The problem — From the entries below, report how many lines contain the string "icon". Only the number is wanted.
━━━━━━━━━━━━━━━━
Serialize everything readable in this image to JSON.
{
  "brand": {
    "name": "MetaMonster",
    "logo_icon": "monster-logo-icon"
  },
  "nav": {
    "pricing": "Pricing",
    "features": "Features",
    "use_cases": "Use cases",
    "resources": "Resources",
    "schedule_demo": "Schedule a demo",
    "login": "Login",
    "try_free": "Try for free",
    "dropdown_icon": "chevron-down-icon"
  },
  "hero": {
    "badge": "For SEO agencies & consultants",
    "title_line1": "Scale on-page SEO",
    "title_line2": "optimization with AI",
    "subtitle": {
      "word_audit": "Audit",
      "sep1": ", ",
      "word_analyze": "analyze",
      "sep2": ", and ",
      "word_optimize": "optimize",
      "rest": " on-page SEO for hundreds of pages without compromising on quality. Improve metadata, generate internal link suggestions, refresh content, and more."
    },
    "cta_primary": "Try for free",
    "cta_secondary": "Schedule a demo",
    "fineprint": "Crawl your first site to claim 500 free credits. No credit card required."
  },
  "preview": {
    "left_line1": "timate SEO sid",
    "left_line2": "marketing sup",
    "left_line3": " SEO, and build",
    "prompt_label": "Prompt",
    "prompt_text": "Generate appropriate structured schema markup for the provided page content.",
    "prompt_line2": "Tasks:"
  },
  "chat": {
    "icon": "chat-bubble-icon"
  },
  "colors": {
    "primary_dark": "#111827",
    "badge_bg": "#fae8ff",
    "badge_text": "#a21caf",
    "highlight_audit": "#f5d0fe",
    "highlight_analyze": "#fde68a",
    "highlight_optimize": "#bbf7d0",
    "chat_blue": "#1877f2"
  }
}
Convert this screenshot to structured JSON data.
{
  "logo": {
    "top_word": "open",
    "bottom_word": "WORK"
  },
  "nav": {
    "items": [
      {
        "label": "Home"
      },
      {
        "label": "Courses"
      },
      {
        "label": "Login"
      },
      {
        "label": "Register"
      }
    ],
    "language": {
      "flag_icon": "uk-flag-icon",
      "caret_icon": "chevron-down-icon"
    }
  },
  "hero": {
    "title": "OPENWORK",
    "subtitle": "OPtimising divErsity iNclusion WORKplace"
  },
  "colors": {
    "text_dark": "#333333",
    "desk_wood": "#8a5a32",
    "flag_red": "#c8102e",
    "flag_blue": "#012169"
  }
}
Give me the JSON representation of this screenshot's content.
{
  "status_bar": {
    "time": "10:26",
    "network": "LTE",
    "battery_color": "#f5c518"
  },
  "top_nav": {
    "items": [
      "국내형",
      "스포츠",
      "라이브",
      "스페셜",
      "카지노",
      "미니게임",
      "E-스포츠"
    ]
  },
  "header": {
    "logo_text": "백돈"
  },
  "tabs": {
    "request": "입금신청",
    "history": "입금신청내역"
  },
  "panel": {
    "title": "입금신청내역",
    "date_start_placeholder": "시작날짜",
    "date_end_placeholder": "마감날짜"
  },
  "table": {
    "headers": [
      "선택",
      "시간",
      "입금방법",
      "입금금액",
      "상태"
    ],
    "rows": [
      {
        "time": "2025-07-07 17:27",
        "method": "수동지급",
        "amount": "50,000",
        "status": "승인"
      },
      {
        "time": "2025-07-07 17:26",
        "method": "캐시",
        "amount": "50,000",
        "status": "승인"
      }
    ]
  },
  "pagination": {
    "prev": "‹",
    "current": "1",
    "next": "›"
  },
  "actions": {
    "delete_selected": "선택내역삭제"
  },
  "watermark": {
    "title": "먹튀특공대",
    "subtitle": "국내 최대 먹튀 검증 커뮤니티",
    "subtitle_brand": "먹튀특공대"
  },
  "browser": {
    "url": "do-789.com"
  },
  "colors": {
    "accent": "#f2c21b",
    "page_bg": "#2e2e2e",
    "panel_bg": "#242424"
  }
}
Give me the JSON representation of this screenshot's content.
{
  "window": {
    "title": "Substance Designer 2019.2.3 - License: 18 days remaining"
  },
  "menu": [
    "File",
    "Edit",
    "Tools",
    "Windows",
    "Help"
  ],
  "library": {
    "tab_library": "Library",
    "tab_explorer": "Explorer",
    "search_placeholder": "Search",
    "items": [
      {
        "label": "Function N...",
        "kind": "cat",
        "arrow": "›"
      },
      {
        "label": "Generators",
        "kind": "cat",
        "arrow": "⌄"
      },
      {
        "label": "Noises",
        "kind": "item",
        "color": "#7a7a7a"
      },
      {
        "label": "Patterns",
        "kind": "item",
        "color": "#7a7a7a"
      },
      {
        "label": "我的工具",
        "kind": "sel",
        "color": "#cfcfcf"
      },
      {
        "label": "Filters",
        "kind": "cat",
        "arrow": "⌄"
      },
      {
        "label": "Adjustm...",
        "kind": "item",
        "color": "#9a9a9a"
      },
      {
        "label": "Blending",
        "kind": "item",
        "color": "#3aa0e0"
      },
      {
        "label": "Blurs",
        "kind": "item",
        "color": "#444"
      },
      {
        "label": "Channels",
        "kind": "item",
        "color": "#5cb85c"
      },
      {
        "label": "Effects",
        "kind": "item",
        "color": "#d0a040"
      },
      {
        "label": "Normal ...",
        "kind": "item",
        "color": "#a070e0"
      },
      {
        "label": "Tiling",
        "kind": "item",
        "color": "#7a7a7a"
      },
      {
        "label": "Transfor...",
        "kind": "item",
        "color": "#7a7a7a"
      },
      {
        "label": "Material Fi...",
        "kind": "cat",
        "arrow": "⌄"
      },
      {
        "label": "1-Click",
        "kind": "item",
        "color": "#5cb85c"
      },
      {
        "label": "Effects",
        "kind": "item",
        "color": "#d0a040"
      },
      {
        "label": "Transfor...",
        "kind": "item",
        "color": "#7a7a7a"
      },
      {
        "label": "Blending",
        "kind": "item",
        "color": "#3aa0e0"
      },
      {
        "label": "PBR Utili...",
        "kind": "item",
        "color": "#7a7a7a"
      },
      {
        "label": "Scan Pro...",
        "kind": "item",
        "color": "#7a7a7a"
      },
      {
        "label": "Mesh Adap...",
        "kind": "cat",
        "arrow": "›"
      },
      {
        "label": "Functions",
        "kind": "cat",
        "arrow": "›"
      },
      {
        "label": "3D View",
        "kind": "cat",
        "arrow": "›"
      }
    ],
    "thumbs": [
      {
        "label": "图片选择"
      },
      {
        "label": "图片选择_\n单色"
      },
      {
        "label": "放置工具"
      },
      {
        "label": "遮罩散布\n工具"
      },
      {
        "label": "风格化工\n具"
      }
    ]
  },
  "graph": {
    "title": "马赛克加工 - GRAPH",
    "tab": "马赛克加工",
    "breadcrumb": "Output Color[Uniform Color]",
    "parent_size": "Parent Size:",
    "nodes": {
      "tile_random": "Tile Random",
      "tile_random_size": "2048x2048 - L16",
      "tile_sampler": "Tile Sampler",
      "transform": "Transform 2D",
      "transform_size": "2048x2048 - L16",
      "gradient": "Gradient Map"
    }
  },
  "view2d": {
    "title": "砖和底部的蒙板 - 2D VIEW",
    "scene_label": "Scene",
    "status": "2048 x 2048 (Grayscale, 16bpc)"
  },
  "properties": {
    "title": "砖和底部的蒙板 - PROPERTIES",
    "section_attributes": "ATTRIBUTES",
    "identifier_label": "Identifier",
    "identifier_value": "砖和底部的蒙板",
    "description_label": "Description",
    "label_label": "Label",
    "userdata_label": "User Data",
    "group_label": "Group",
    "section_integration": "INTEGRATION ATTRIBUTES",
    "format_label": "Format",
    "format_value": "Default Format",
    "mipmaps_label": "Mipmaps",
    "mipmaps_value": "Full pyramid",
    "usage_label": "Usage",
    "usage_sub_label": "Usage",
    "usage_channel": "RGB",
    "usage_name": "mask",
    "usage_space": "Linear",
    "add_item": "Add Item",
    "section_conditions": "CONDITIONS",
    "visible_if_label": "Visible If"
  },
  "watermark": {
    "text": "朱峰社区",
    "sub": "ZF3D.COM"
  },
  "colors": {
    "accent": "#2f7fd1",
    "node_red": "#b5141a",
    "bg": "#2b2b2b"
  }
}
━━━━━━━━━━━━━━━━
Answer for the task — 5